Avramopoulos thanked the employees of Frontex: “Throughout all these months of the ongoing refugee crisis, these people have been working tirelessly and it is thanks to them that today we are in a much better situation than one year ago.” He ended his speech with a barely concealed threat to the refugees: “It is now our duty and responsibility for those who arrive at our borders to keep delivering in the same vein on all aspects of our comprehensive migration policy.”

The European Union is cooperating ever more closely with North African countries to stop the flow of refugees before they even reach the coast of the Mediterranean.

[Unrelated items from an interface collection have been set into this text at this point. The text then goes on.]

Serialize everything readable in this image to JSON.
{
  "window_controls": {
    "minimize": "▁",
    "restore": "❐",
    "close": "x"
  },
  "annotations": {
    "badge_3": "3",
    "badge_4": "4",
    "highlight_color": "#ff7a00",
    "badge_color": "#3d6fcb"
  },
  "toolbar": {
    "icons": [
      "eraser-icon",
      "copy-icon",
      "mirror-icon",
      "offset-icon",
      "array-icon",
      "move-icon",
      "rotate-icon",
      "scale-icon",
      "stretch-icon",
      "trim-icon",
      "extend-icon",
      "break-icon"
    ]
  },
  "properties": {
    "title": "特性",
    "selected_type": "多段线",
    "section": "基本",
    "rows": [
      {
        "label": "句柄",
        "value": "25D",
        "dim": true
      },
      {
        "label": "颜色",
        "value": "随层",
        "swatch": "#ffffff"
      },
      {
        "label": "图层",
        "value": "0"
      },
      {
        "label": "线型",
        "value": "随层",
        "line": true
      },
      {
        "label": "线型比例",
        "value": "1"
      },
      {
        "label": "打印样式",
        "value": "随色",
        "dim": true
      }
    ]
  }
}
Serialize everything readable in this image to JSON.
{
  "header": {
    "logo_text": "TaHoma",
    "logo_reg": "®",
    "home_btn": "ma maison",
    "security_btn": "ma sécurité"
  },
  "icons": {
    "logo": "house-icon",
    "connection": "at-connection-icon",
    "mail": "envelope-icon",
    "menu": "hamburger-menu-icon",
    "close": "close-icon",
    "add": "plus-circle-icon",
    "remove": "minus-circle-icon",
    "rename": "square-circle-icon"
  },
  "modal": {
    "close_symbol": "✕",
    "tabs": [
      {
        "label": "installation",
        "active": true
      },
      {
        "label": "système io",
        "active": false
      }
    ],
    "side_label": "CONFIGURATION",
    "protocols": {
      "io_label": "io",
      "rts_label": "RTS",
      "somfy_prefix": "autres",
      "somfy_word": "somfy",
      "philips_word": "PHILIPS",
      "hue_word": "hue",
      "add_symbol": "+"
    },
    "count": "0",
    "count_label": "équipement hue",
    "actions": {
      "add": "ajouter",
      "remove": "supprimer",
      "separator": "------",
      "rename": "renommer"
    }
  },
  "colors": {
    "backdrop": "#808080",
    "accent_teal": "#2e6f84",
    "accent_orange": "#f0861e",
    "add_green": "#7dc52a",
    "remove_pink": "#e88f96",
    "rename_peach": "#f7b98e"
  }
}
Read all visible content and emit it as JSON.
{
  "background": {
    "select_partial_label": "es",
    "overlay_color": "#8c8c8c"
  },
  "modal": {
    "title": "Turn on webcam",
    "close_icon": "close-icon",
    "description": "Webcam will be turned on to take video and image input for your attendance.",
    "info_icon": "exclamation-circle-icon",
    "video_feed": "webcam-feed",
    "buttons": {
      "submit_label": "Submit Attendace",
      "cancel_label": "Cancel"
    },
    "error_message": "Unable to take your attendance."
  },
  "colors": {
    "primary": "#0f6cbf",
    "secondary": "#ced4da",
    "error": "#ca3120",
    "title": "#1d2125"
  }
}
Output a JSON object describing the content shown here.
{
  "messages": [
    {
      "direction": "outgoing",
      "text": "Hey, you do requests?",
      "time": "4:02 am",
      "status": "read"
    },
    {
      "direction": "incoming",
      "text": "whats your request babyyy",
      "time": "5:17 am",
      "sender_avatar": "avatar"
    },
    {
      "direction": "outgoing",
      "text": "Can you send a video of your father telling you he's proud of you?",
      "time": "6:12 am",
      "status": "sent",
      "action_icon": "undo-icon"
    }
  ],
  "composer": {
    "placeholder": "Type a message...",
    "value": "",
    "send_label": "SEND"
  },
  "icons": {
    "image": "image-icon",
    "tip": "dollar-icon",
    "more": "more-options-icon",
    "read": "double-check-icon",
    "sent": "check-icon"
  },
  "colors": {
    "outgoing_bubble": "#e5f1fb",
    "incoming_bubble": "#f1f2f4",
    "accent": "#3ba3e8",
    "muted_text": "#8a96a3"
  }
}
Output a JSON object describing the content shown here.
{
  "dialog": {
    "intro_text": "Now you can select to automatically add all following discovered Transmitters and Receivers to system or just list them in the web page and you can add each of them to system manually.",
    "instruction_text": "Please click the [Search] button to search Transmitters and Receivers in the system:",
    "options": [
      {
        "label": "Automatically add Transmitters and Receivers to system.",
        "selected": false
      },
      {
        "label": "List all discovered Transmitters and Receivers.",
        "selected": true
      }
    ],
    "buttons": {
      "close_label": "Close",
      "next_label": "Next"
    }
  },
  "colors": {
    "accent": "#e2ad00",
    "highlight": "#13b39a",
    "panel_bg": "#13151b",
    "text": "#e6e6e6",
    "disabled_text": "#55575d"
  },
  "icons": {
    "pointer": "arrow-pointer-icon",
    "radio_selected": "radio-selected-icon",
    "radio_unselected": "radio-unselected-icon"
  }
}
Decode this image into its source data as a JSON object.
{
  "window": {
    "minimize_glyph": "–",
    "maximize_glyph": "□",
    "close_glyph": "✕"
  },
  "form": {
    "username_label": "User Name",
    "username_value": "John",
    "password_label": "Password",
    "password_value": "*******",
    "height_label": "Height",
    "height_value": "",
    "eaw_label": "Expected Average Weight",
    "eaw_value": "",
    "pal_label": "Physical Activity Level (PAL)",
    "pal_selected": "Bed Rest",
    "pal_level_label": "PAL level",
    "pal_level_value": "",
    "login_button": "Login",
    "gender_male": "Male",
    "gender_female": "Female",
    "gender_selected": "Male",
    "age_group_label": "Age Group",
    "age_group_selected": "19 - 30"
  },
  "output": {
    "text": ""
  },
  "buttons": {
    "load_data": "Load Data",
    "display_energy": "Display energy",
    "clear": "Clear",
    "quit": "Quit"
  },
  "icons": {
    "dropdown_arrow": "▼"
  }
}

In Tunisia, the German federal police is training border guards. The Zeit reported that the Tunisian forces were being supplied with trucks, pick-ups, speedboats, trailers with lamp posts for watching the border at night, thousands of combat helmets and flak jackets, hundreds of protective barriers and telescopes, dozens of thermal imaging cameras and night-vision devices, and, in the near future, Dingo armoured vehicles.

In order to keep out refugees, the EU also supports dictatorships in Sudan and Ethiopia, where a state of emergency was recently declared. For European weapons companies, refugee deterrence has become a billion-euro business in which above all Airbus, Leonardo-Finmeccanica and Thales have muscled in to provide thermal imaging cameras, drones and helicopters.